A sound tribute to a south London estate scheduled for demolition.

Waiting for the wrecking ball: the Heygate Estate in south London (Photo: Getty Images)

Southwark is a London borough in transition. The past 15 years have seen the opening of Shakespeare's Globe Theatre and the Tate Modern art gallery on the river. The Millenium Bridge provides pedestrian access directly from St Paul's Cathedral and now the rise of the Shard, the tallest building in western Europe has taken hold of London Bridge. Southwark Council see this as an attempt to fundamentally re-orientate Southwark from a South London borough into a Central London borough. Further south at the Elephant and Castle, a £1.5 billion regeneration project is underway, due for completion in 2025.
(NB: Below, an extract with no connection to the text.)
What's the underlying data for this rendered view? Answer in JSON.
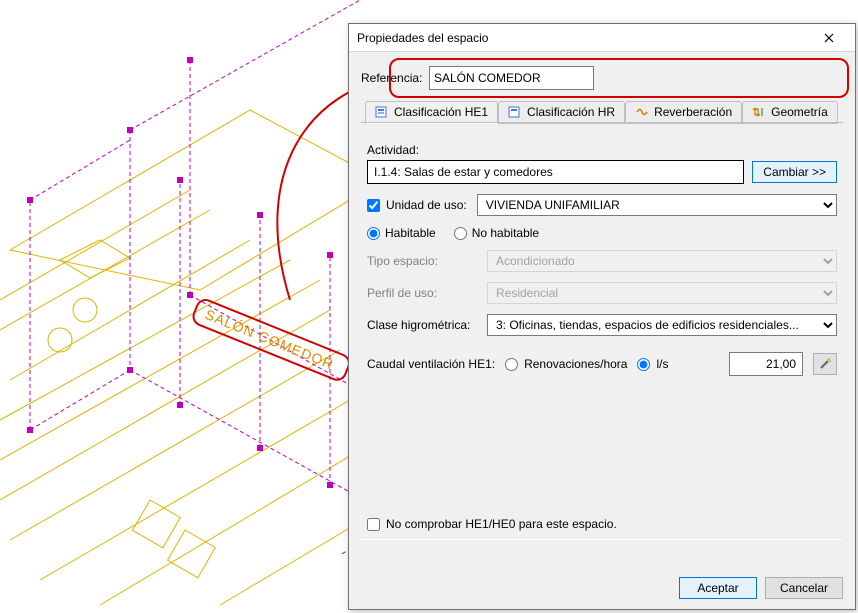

Heygate Heaven is a programme is about that regeneration and its effects on the built environment, the people who live there and the people who have already been moved out. It looks at who is driving these changes and who stands to benefit from them. The Heygate Estate is at the heart of this situation. Completed in 1974 and previously containing 1100 homes, now only two leaseholders remain. The estate sits monolithic and largely empty, windows sealed with metal sheeting and electricity disconnected. Much of it is still open to the public, however and a visit will show you allotments which local residents have carved out of the open spaces, free runners climbing the concrete walkways and ruin tourists taking pictures on high-end DSLRs.

Heygate Heaven is composed from the soundscape of the area and the voices of former and current residents of the estate, the original architect, a former leader of Southwark Council, the head planner for the Elephant and Castle regeneration, academics and researchers. It was produced by Chris Wood during the spring and summer of 2012.

To listen to the programme, click here.